● **What is expected**: Would you restate every entry below word for word? Leave out the pictures.

● **Available records**:
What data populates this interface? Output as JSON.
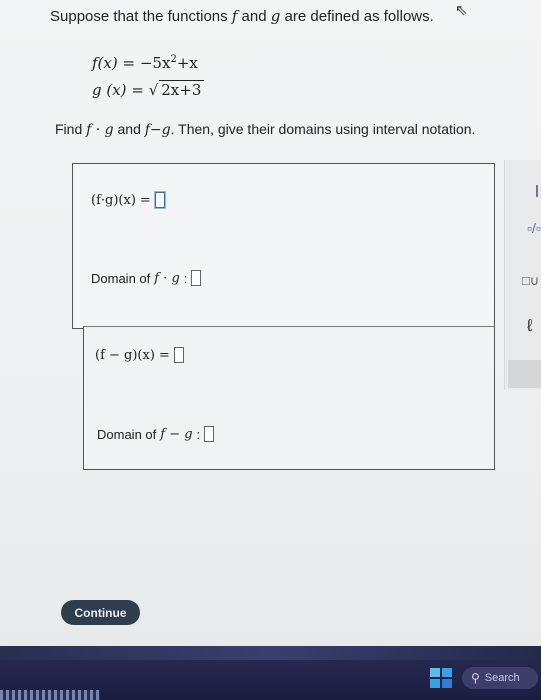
{
  "prompt": {
    "pre": "Suppose that the functions",
    "f": "f",
    "and": "and",
    "g": "g",
    "post": "are defined as follows."
  },
  "equations": {
    "f_lhs": "f(x)",
    "f_eq": "=",
    "f_rhs_a": "−5x",
    "f_exp": "2",
    "f_rhs_b": "+x",
    "g_lhs": "g (x)",
    "g_eq": "=",
    "g_radicand": "2x+3"
  },
  "instruction": {
    "find": "Find",
    "fg": "f · g",
    "and": "and",
    "fmg": "f−g",
    "rest": ". Then, give their domains using interval notation."
  },
  "answers": {
    "product_expr": "(f·g)(x)",
    "product_eq": "=",
    "domain_product_label": "Domain of",
    "domain_product_fn": "f · g",
    "colon": ":",
    "difference_expr": "(f − g)(x)",
    "difference_eq": "=",
    "domain_difference_label": "Domain of",
    "domain_difference_fn": "f − g"
  },
  "side_buttons": {
    "frac": "▫/▫",
    "interval": "□∪",
    "clear": "ℓ"
  },
  "continue_label": "Continue",
  "taskbar": {
    "search_label": "Search",
    "search_icon": "search-icon",
    "start_icon": "windows-start-icon"
  },
  "colors": {
    "continue_bg": "#2f3e4c",
    "taskbar_bg": "#1b1d40"
  }
}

● **Exercise response**:
What data populates this interface? Output as JSON.
{
  "prompt": {
    "pre": "Suppose that the functions",
    "f": "f",
    "and": "and",
    "g": "g",
    "post": "are defined as follows."
  },
  "equations": {
    "f_lhs": "f(x)",
    "f_eq": "=",
    "f_rhs_a": "−5x",
    "f_exp": "2",
    "f_rhs_b": "+x",
    "g_lhs": "g (x)",
    "g_eq": "=",
    "g_radicand": "2x+3"
  },
  "instruction": {
    "find": "Find",
    "fg": "f · g",
    "and": "and",
    "fmg": "f−g",
    "rest": ". Then, give their domains using interval notation."
  },
  "answers": {
    "product_expr": "(f·g)(x)",
    "product_eq": "=",
    "domain_product_label": "Domain of",
    "domain_product_fn": "f · g",
    "colon": ":",
    "difference_expr": "(f − g)(x)",
    "difference_eq": "=",
    "domain_difference_label": "Domain of",
    "domain_difference_fn": "f − g"
  },
  "side_buttons": {
    "frac": "▫/▫",
    "interval": "□∪",
    "clear": "ℓ"
  },
  "continue_label": "Continue",
  "taskbar": {
    "search_label": "Search",
    "search_icon": "search-icon",
    "start_icon": "windows-start-icon"
  },
  "colors": {
    "continue_bg": "#2f3e4c",
    "taskbar_bg": "#1b1d40"
  }
}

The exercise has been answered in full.